### DATA
##############################
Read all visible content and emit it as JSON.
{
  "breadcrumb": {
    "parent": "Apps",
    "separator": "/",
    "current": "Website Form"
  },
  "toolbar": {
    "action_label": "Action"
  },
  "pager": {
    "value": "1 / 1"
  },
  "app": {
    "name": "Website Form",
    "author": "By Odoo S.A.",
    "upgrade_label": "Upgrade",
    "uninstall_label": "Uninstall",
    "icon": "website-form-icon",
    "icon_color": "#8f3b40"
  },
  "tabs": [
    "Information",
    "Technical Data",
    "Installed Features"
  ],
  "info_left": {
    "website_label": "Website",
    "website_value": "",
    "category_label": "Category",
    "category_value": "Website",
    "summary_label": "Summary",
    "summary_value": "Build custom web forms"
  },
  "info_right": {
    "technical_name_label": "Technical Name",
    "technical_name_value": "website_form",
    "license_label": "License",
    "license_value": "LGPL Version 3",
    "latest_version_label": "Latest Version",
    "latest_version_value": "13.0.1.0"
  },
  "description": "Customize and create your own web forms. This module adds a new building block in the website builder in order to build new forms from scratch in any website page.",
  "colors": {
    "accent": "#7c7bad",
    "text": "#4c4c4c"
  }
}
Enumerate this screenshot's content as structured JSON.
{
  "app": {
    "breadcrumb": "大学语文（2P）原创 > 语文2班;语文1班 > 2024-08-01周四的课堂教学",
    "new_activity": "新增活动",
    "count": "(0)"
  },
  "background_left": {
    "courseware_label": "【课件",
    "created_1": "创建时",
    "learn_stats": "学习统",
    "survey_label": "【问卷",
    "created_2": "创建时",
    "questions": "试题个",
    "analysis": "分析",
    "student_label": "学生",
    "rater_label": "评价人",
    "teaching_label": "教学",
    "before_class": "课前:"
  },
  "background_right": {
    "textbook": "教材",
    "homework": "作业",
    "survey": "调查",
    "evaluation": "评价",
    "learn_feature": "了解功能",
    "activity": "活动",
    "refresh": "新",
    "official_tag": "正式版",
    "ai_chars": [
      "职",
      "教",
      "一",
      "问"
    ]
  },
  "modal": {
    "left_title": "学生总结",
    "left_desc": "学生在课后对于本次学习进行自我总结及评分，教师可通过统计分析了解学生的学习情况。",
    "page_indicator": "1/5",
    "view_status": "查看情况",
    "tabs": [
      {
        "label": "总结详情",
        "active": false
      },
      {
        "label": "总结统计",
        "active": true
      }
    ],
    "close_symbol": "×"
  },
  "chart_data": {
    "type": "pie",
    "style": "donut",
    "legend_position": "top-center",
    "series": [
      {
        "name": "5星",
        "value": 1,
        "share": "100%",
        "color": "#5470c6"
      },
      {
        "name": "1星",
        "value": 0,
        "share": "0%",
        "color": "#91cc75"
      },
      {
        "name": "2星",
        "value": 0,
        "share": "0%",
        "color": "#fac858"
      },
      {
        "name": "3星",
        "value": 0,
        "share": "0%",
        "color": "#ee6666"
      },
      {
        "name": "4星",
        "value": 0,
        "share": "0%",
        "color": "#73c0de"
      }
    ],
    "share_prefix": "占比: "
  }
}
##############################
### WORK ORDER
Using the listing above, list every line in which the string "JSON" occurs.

### RESULT OF THE EXERCISE
Read all visible content and emit it as JSON.
Enumerate this screenshot's content as structured JSON.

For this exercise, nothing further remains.